§ **WHAT TO PRODUCE**
For the string "title", find every matching line in the records and copy it.

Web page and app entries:

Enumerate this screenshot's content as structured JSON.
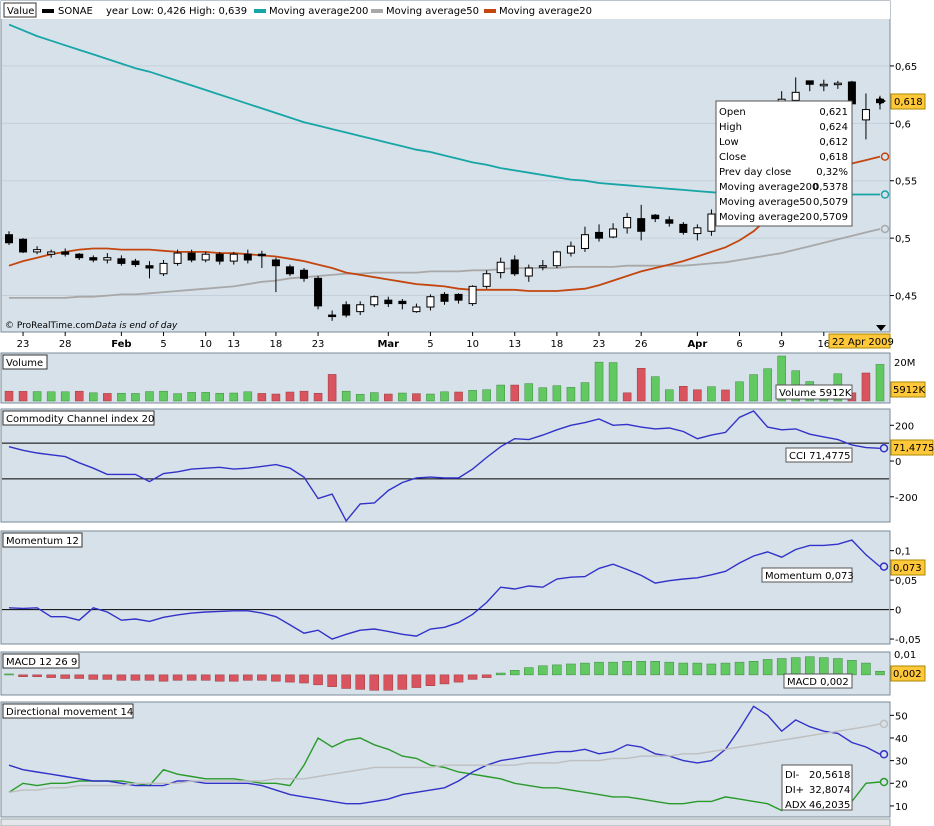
{
  "header": {
    "value_label": "Value",
    "symbol": "SONAE",
    "year_range": "year Low: 0,426 High: 0,639",
    "ma200_label": "Moving average200",
    "ma50_label": "Moving average50",
    "ma20_label": "Moving average20"
  },
  "colors": {
    "panel_bg": "#d6e1ea",
    "ma200": "#17a5a5",
    "ma50": "#a8a8a8",
    "ma20": "#c4460e",
    "indicator": "#3232c8",
    "up_bar": "#62c962",
    "down_bar": "#d9545f",
    "di_minus": "#2a9a2a",
    "adx": "#bfbfbf",
    "highlight": "#ffc73a"
  },
  "price_panel": {
    "copyright": "© ProRealTime.com",
    "note": "Data is end of day",
    "y_ticks": [
      "0,65",
      "0,6",
      "0,55",
      "0,5",
      "0,45"
    ],
    "last_price": "0,618",
    "date_highlight": "22 Apr 2009",
    "x_labels": [
      "23",
      "28",
      "Feb",
      "5",
      "10",
      "13",
      "18",
      "23",
      "Mar",
      "5",
      "10",
      "13",
      "18",
      "23",
      "26",
      "Apr",
      "6",
      "9",
      "16"
    ],
    "tooltip": {
      "open_label": "Open",
      "open": "0,621",
      "high_label": "High",
      "high": "0,624",
      "low_label": "Low",
      "low": "0,612",
      "close_label": "Close",
      "close": "0,618",
      "prev_label": "Prev day close",
      "prev": "0,32%",
      "ma200_label": "Moving average200",
      "ma200": "0,5378",
      "ma50_label": "Moving average50",
      "ma50": "0,5079",
      "ma20_label": "Moving average20",
      "ma20": "0,5709"
    }
  },
  "volume_panel": {
    "title": "Volume",
    "y_tick": "20M",
    "readout": "Volume 5912K",
    "last": "5912K"
  },
  "cci_panel": {
    "title": "Commodity Channel index 20",
    "y_ticks": [
      "200",
      "0",
      "-200"
    ],
    "readout": "CCI 71,4775",
    "last": "71,4775"
  },
  "momentum_panel": {
    "title": "Momentum 12",
    "y_ticks": [
      "0,1",
      "0,05",
      "0",
      "-0,05"
    ],
    "readout": "Momentum 0,073",
    "last": "0,073"
  },
  "macd_panel": {
    "title": "MACD 12 26 9",
    "y_tick": "0,01",
    "readout": "MACD 0,002",
    "last": "0,002"
  },
  "dmi_panel": {
    "title": "Directional movement 14",
    "y_ticks": [
      "50",
      "40",
      "30",
      "20",
      "10"
    ],
    "di_minus_label": "DI-",
    "di_minus": "20,5618",
    "di_plus_label": "DI+",
    "di_plus": "32,8074",
    "adx_label": "ADX",
    "adx": "46,2035"
  },
  "chart_data": [
    {
      "type": "candlestick",
      "title": "SONAE",
      "ylim": [
        0.42,
        0.69
      ],
      "x": [
        "Jan 22",
        "Jan 23",
        "Jan 26",
        "Jan 27",
        "Jan 28",
        "Jan 29",
        "Jan 30",
        "Feb 2",
        "Feb 3",
        "Feb 4",
        "Feb 5",
        "Feb 6",
        "Feb 9",
        "Feb 10",
        "Feb 11",
        "Feb 12",
        "Feb 13",
        "Feb 16",
        "Feb 17",
        "Feb 18",
        "Feb 19",
        "Feb 20",
        "Feb 23",
        "Feb 24",
        "Feb 25",
        "Feb 26",
        "Feb 27",
        "Mar 2",
        "Mar 3",
        "Mar 4",
        "Mar 5",
        "Mar 6",
        "Mar 9",
        "Mar 10",
        "Mar 11",
        "Mar 12",
        "Mar 13",
        "Mar 16",
        "Mar 17",
        "Mar 18",
        "Mar 19",
        "Mar 20",
        "Mar 23",
        "Mar 24",
        "Mar 25",
        "Mar 26",
        "Mar 27",
        "Mar 30",
        "Mar 31",
        "Apr 1",
        "Apr 2",
        "Apr 3",
        "Apr 6",
        "Apr 7",
        "Apr 8",
        "Apr 9",
        "Apr 14",
        "Apr 15",
        "Apr 16",
        "Apr 17",
        "Apr 20",
        "Apr 21",
        "Apr 22"
      ],
      "open": [
        0.503,
        0.499,
        0.488,
        0.486,
        0.488,
        0.486,
        0.483,
        0.481,
        0.482,
        0.48,
        0.476,
        0.469,
        0.478,
        0.487,
        0.481,
        0.486,
        0.48,
        0.486,
        0.486,
        0.481,
        0.475,
        0.472,
        0.465,
        0.433,
        0.442,
        0.436,
        0.442,
        0.446,
        0.445,
        0.436,
        0.44,
        0.451,
        0.451,
        0.443,
        0.458,
        0.47,
        0.481,
        0.467,
        0.475,
        0.476,
        0.487,
        0.491,
        0.505,
        0.501,
        0.509,
        0.517,
        0.52,
        0.516,
        0.512,
        0.504,
        0.506,
        0.539,
        0.528,
        0.518,
        0.556,
        0.598,
        0.62,
        0.637,
        0.634,
        0.634,
        0.636,
        0.603,
        0.621
      ],
      "close": [
        0.496,
        0.488,
        0.49,
        0.488,
        0.486,
        0.483,
        0.481,
        0.483,
        0.478,
        0.477,
        0.474,
        0.478,
        0.487,
        0.481,
        0.486,
        0.48,
        0.486,
        0.481,
        0.485,
        0.476,
        0.469,
        0.465,
        0.441,
        0.432,
        0.433,
        0.442,
        0.449,
        0.443,
        0.443,
        0.44,
        0.449,
        0.445,
        0.446,
        0.458,
        0.469,
        0.479,
        0.469,
        0.474,
        0.476,
        0.488,
        0.493,
        0.503,
        0.5,
        0.508,
        0.518,
        0.506,
        0.517,
        0.513,
        0.505,
        0.509,
        0.521,
        0.526,
        0.544,
        0.556,
        0.595,
        0.621,
        0.627,
        0.634,
        0.634,
        0.635,
        0.617,
        0.612,
        0.618
      ],
      "high": [
        0.506,
        0.5,
        0.493,
        0.49,
        0.491,
        0.487,
        0.485,
        0.487,
        0.485,
        0.482,
        0.48,
        0.481,
        0.49,
        0.49,
        0.488,
        0.488,
        0.488,
        0.49,
        0.489,
        0.483,
        0.477,
        0.474,
        0.467,
        0.437,
        0.445,
        0.445,
        0.45,
        0.449,
        0.447,
        0.443,
        0.451,
        0.453,
        0.452,
        0.459,
        0.472,
        0.483,
        0.485,
        0.477,
        0.481,
        0.489,
        0.497,
        0.51,
        0.512,
        0.513,
        0.522,
        0.529,
        0.521,
        0.519,
        0.514,
        0.512,
        0.525,
        0.542,
        0.552,
        0.561,
        0.6,
        0.628,
        0.64,
        0.637,
        0.638,
        0.637,
        0.637,
        0.626,
        0.624
      ],
      "low": [
        0.494,
        0.487,
        0.486,
        0.483,
        0.484,
        0.481,
        0.479,
        0.478,
        0.476,
        0.475,
        0.465,
        0.467,
        0.476,
        0.479,
        0.479,
        0.477,
        0.477,
        0.478,
        0.474,
        0.453,
        0.467,
        0.462,
        0.438,
        0.428,
        0.431,
        0.433,
        0.44,
        0.44,
        0.438,
        0.435,
        0.437,
        0.442,
        0.443,
        0.441,
        0.456,
        0.465,
        0.467,
        0.462,
        0.472,
        0.474,
        0.484,
        0.488,
        0.497,
        0.5,
        0.504,
        0.498,
        0.514,
        0.51,
        0.503,
        0.498,
        0.502,
        0.521,
        0.522,
        0.515,
        0.552,
        0.595,
        0.618,
        0.628,
        0.628,
        0.63,
        0.613,
        0.586,
        0.612
      ],
      "ma200": [
        0.686,
        0.681,
        0.676,
        0.672,
        0.668,
        0.664,
        0.66,
        0.656,
        0.652,
        0.648,
        0.645,
        0.641,
        0.637,
        0.633,
        0.629,
        0.625,
        0.621,
        0.617,
        0.613,
        0.609,
        0.605,
        0.601,
        0.598,
        0.595,
        0.592,
        0.589,
        0.586,
        0.583,
        0.58,
        0.577,
        0.575,
        0.572,
        0.569,
        0.566,
        0.564,
        0.561,
        0.559,
        0.557,
        0.555,
        0.553,
        0.551,
        0.55,
        0.548,
        0.547,
        0.546,
        0.545,
        0.544,
        0.543,
        0.542,
        0.541,
        0.54,
        0.539,
        0.539,
        0.538,
        0.538,
        0.538,
        0.538,
        0.538,
        0.538,
        0.538,
        0.538,
        0.538,
        0.538
      ],
      "ma50": [
        0.448,
        0.448,
        0.448,
        0.448,
        0.448,
        0.449,
        0.449,
        0.45,
        0.451,
        0.451,
        0.452,
        0.453,
        0.454,
        0.455,
        0.456,
        0.457,
        0.458,
        0.46,
        0.462,
        0.463,
        0.465,
        0.466,
        0.467,
        0.468,
        0.469,
        0.469,
        0.47,
        0.47,
        0.47,
        0.47,
        0.471,
        0.471,
        0.471,
        0.472,
        0.472,
        0.473,
        0.474,
        0.474,
        0.474,
        0.474,
        0.475,
        0.475,
        0.475,
        0.475,
        0.476,
        0.476,
        0.476,
        0.476,
        0.476,
        0.477,
        0.478,
        0.479,
        0.481,
        0.483,
        0.485,
        0.487,
        0.49,
        0.493,
        0.496,
        0.499,
        0.502,
        0.505,
        0.508
      ],
      "ma20": [
        0.476,
        0.48,
        0.483,
        0.486,
        0.488,
        0.49,
        0.491,
        0.491,
        0.49,
        0.49,
        0.49,
        0.489,
        0.488,
        0.488,
        0.488,
        0.487,
        0.487,
        0.486,
        0.485,
        0.484,
        0.482,
        0.48,
        0.477,
        0.474,
        0.47,
        0.468,
        0.466,
        0.464,
        0.462,
        0.46,
        0.459,
        0.458,
        0.456,
        0.455,
        0.455,
        0.455,
        0.455,
        0.454,
        0.454,
        0.454,
        0.455,
        0.456,
        0.459,
        0.463,
        0.467,
        0.471,
        0.474,
        0.477,
        0.48,
        0.484,
        0.488,
        0.492,
        0.498,
        0.506,
        0.517,
        0.528,
        0.537,
        0.546,
        0.554,
        0.56,
        0.565,
        0.568,
        0.571
      ]
    },
    {
      "type": "bar",
      "title": "Volume",
      "ylim": [
        0,
        22000000
      ],
      "values": [
        4800000,
        4700000,
        4600000,
        4500000,
        4500000,
        4800000,
        4000000,
        3700000,
        3800000,
        3700000,
        4600000,
        4800000,
        3600000,
        4200000,
        4200000,
        3800000,
        3900000,
        4500000,
        3700000,
        3400000,
        4400000,
        4800000,
        3800000,
        13000000,
        4800000,
        3300000,
        4100000,
        3400000,
        3900000,
        3600000,
        3400000,
        4500000,
        4400000,
        5200000,
        5500000,
        7800000,
        7800000,
        8500000,
        6500000,
        7500000,
        6700000,
        9000000,
        19000000,
        18800000,
        4000000,
        16000000,
        11900000,
        5500000,
        7200000,
        5500000,
        7000000,
        5400000,
        9400000,
        12900000,
        15800000,
        22000000,
        14800000,
        9500000,
        7200000,
        13300000,
        4000000,
        13700000,
        17900000
      ],
      "up": [
        false,
        false,
        true,
        true,
        true,
        false,
        true,
        false,
        true,
        true,
        true,
        true,
        true,
        true,
        true,
        true,
        true,
        true,
        false,
        false,
        false,
        false,
        false,
        false,
        true,
        true,
        true,
        false,
        true,
        false,
        true,
        true,
        false,
        true,
        true,
        true,
        false,
        true,
        true,
        true,
        true,
        true,
        true,
        true,
        false,
        false,
        true,
        true,
        false,
        false,
        true,
        false,
        true,
        true,
        true,
        true,
        true,
        true,
        true,
        true,
        false,
        false,
        true
      ]
    },
    {
      "type": "line",
      "title": "Commodity Channel index 20",
      "ylim": [
        -330,
        280
      ],
      "values": [
        80,
        60,
        45,
        35,
        25,
        -10,
        -40,
        -75,
        -75,
        -75,
        -115,
        -70,
        -60,
        -45,
        -40,
        -35,
        -45,
        -40,
        -30,
        -20,
        -40,
        -90,
        -210,
        -185,
        -335,
        -240,
        -235,
        -165,
        -120,
        -95,
        -90,
        -95,
        -95,
        -45,
        20,
        80,
        125,
        120,
        145,
        175,
        200,
        215,
        235,
        200,
        205,
        190,
        180,
        185,
        165,
        125,
        145,
        160,
        245,
        280,
        190,
        175,
        180,
        150,
        135,
        120,
        90,
        75,
        71.4775
      ]
    },
    {
      "type": "line",
      "title": "Momentum 12",
      "ylim": [
        -0.055,
        0.13
      ],
      "values": [
        0.003,
        0.002,
        0.003,
        -0.012,
        -0.012,
        -0.018,
        0.003,
        -0.004,
        -0.018,
        -0.016,
        -0.02,
        -0.013,
        -0.009,
        -0.006,
        -0.004,
        -0.003,
        -0.002,
        -0.002,
        -0.006,
        -0.012,
        -0.026,
        -0.04,
        -0.035,
        -0.05,
        -0.042,
        -0.035,
        -0.033,
        -0.037,
        -0.042,
        -0.045,
        -0.033,
        -0.03,
        -0.022,
        -0.008,
        0.012,
        0.038,
        0.035,
        0.04,
        0.038,
        0.052,
        0.055,
        0.056,
        0.07,
        0.077,
        0.068,
        0.058,
        0.045,
        0.049,
        0.052,
        0.054,
        0.059,
        0.065,
        0.079,
        0.091,
        0.098,
        0.089,
        0.102,
        0.109,
        0.109,
        0.111,
        0.118,
        0.093,
        0.073
      ]
    },
    {
      "type": "bar",
      "title": "MACD 12 26 9",
      "ylim": [
        -0.01,
        0.0115
      ],
      "values": [
        0.0005,
        -0.001,
        -0.001,
        -0.0015,
        -0.002,
        -0.002,
        -0.0025,
        -0.0025,
        -0.003,
        -0.003,
        -0.003,
        -0.0035,
        -0.003,
        -0.003,
        -0.003,
        -0.0035,
        -0.0035,
        -0.003,
        -0.003,
        -0.0035,
        -0.004,
        -0.0045,
        -0.0055,
        -0.0065,
        -0.0075,
        -0.008,
        -0.0085,
        -0.0085,
        -0.008,
        -0.007,
        -0.006,
        -0.005,
        -0.004,
        -0.0025,
        -0.0015,
        0.001,
        0.0025,
        0.004,
        0.005,
        0.0055,
        0.006,
        0.0065,
        0.007,
        0.007,
        0.0075,
        0.0075,
        0.0075,
        0.007,
        0.0065,
        0.0065,
        0.006,
        0.0065,
        0.007,
        0.0075,
        0.0085,
        0.009,
        0.0095,
        0.01,
        0.0095,
        0.009,
        0.008,
        0.0065,
        0.002
      ]
    },
    {
      "type": "line",
      "title": "Directional movement 14",
      "ylim": [
        6,
        55
      ],
      "series": [
        {
          "name": "DI-",
          "values": [
            16,
            20,
            19,
            20,
            20,
            21,
            21,
            21,
            21,
            20,
            19,
            26,
            24,
            23,
            22,
            22,
            22,
            21,
            20,
            20,
            19,
            28,
            40,
            36,
            39,
            40,
            37,
            35,
            32,
            31,
            28,
            27,
            25,
            24,
            23,
            22,
            20,
            19,
            18,
            18,
            17,
            16,
            15,
            14,
            14,
            13,
            12,
            11,
            11,
            12,
            12,
            14,
            13,
            12,
            11,
            8,
            14,
            13,
            14,
            15,
            12,
            20,
            20.5618
          ]
        },
        {
          "name": "DI+",
          "values": [
            28,
            26,
            25,
            24,
            23,
            22,
            21,
            21,
            20,
            19,
            19,
            19,
            21,
            21,
            20,
            20,
            20,
            20,
            19,
            17,
            15,
            14,
            13,
            12,
            11,
            11,
            12,
            13,
            15,
            16,
            17,
            18,
            21,
            25,
            28,
            30,
            31,
            32,
            33,
            34,
            34,
            35,
            33,
            34,
            37,
            36,
            33,
            32,
            30,
            29,
            30,
            35,
            44,
            54,
            50,
            43,
            48,
            45,
            43,
            42,
            38,
            36,
            32.8074
          ]
        },
        {
          "name": "ADX",
          "values": [
            16,
            17,
            17,
            18,
            18,
            19,
            19,
            19,
            19,
            20,
            20,
            20,
            20,
            21,
            21,
            21,
            21,
            21,
            21,
            22,
            22,
            22,
            23,
            24,
            25,
            26,
            27,
            27,
            27,
            27,
            27,
            28,
            28,
            28,
            28,
            28,
            28,
            29,
            29,
            29,
            30,
            30,
            30,
            31,
            31,
            32,
            32,
            32,
            33,
            33,
            34,
            35,
            36,
            37,
            38,
            39,
            40,
            41,
            42,
            43,
            44,
            45,
            46.2035
          ]
        }
      ]
    }
  ]
}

§ **REPLY**
    "title": "Volume",
    "title": "Commodity Channel index 20",
    "title": "Momentum 12",
    "title": "MACD 12 26 9",
    "title": "Directional movement 14",
      "title": "SONAE",
      "title": "Volume",
      "title": "Commodity Channel index 20",
      "title": "Momentum 12",
      "title": "MACD 12 26 9",
      "title": "Directional movement 14",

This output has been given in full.